Rich provided no example. For good reason. Bush did not run "a national campaign exploiting fear of gay people" in 2004 (or any other year). What Bush called for in 2004 was a constitutional amendment to define marriage as the union of a man and a woman. In fact, Bush took his own party to task for not supporting civil unions for same-sex couples.
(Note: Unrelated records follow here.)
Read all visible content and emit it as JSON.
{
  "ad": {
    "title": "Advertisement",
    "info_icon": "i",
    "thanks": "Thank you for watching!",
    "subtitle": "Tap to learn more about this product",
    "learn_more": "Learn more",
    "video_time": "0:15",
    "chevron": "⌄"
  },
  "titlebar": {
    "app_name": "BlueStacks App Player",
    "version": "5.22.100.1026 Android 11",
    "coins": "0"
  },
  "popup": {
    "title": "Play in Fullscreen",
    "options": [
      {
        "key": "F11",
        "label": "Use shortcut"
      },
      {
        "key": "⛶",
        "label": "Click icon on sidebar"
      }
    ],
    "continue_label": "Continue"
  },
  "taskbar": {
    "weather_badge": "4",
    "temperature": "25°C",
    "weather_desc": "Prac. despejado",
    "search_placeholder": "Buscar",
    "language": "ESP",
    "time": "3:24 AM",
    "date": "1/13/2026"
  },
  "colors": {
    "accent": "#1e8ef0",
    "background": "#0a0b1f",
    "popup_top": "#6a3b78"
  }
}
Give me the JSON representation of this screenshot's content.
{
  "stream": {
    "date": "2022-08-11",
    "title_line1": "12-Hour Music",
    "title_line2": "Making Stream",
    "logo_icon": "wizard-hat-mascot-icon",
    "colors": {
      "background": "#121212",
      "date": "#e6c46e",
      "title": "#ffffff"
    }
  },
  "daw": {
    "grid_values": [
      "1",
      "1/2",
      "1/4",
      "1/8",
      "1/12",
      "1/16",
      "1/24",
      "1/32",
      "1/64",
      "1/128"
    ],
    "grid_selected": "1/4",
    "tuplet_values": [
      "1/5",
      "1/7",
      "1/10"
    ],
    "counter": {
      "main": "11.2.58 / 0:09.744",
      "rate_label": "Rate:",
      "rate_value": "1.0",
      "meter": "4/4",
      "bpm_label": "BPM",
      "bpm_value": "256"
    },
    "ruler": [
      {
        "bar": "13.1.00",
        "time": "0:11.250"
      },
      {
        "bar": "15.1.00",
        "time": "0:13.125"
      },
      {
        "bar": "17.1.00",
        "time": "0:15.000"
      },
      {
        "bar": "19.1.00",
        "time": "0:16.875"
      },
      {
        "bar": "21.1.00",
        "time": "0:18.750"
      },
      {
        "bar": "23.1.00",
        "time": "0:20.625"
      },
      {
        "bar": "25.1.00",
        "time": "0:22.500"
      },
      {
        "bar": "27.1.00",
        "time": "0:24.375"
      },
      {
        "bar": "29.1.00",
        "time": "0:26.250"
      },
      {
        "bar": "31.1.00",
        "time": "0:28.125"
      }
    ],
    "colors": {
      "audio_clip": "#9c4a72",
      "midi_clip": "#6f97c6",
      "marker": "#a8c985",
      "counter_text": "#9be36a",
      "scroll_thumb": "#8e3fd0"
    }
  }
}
It is mendacity — indeed it is a smear — to label what Bush advocated "a national campaign exploiting fear of gay people." But to Rich and his supporters anyone — anyone — who thinks marriage should be defined as the union of a man and a woman is a fear-mongering bigot.
RICH: "Now that explicit anti-gay animus is an albatross, those who oppose gay civil rights are driven to invent ever loopier rationales for denying those rights, whether in the military or in marriage."
RICH: "The arguments for preserving 'don't ask' have long been blatantly groundless."
Where is this mainstream conservative "explicit anti-gay animus?" And why are the arguments that gays in a military unit may fall in love with one another (or with a straight person) or that for the same reason — sexual tension — that we do not have men and women in the same units, showering and sleeping together, we might not deem it a good idea to have sexual tension in an all-men's unit — why are these arguments "loopy" and "groundless"? This conservative columnist and talk show host does not find liberal arguments for admitting open gays into the military either loopy or groundless. But contrary to the left's self-image, conservatives are far more likely to acknowledge two sides to this and so many other issues.
The truth is that it is Frank Rich who spews, fulminates, yaps and huffs. Every Sunday in the New York Times. His column is idea-free, but his readers want catharsis, not ideas.
Dennis Prager hosts a nationally syndicated radio talk show and is a visiting fellow at the Hoover Institution at Stanford University. He is the author of four books, most recently "Happiness Is a Serious Problem" (HarperCollins). His website is www.dennisprager.com.